What you will do
Print out the complete set of records below, exactly as they read.

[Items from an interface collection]
^^^^^^^^

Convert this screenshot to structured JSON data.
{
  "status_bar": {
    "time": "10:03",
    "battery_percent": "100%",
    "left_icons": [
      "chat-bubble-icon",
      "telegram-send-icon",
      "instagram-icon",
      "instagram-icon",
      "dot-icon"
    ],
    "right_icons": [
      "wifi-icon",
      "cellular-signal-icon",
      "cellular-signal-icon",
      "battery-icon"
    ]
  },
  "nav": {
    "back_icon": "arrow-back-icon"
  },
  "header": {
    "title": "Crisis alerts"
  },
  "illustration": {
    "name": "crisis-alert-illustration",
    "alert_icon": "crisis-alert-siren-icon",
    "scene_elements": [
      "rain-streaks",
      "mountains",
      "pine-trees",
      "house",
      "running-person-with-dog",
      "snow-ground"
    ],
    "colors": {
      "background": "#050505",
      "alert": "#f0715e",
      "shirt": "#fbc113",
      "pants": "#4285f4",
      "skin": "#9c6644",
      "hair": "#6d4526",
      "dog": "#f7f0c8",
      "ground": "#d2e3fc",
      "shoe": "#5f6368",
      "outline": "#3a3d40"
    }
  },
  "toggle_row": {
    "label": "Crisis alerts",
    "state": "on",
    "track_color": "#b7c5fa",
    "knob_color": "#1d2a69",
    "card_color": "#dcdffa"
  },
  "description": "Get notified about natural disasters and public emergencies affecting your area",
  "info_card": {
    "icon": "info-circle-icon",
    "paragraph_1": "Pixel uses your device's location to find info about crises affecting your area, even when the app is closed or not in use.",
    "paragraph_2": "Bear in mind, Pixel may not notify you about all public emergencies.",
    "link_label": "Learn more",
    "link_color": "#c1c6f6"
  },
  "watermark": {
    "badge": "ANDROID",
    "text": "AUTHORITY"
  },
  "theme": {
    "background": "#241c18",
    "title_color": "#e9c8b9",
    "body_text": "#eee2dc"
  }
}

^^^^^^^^

Answer for this exercise
Convert this screenshot to structured JSON data.
{
  "status_bar": {
    "time": "10:03",
    "battery_percent": "100%",
    "left_icons": [
      "chat-bubble-icon",
      "telegram-send-icon",
      "instagram-icon",
      "instagram-icon",
      "dot-icon"
    ],
    "right_icons": [
      "wifi-icon",
      "cellular-signal-icon",
      "cellular-signal-icon",
      "battery-icon"
    ]
  },
  "nav": {
    "back_icon": "arrow-back-icon"
  },
  "header": {
    "title": "Crisis alerts"
  },
  "illustration": {
    "name": "crisis-alert-illustration",
    "alert_icon": "crisis-alert-siren-icon",
    "scene_elements": [
      "rain-streaks",
      "mountains",
      "pine-trees",
      "house",
      "running-person-with-dog",
      "snow-ground"
    ],
    "colors": {
      "background": "#050505",
      "alert": "#f0715e",
      "shirt": "#fbc113",
      "pants": "#4285f4",
      "skin": "#9c6644",
      "hair": "#6d4526",
      "dog": "#f7f0c8",
      "ground": "#d2e3fc",
      "shoe": "#5f6368",
      "outline": "#3a3d40"
    }
  },
  "toggle_row": {
    "label": "Crisis alerts",
    "state": "on",
    "track_color": "#b7c5fa",
    "knob_color": "#1d2a69",
    "card_color": "#dcdffa"
  },
  "description": "Get notified about natural disasters and public emergencies affecting your area",
  "info_card": {
    "icon": "info-circle-icon",
    "paragraph_1": "Pixel uses your device's location to find info about crises affecting your area, even when the app is closed or not in use.",
    "paragraph_2": "Bear in mind, Pixel may not notify you about all public emergencies.",
    "link_label": "Learn more",
    "link_color": "#c1c6f6"
  },
  "watermark": {
    "badge": "ANDROID",
    "text": "AUTHORITY"
  },
  "theme": {
    "background": "#241c18",
    "title_color": "#e9c8b9",
    "body_text": "#eee2dc"
  }
}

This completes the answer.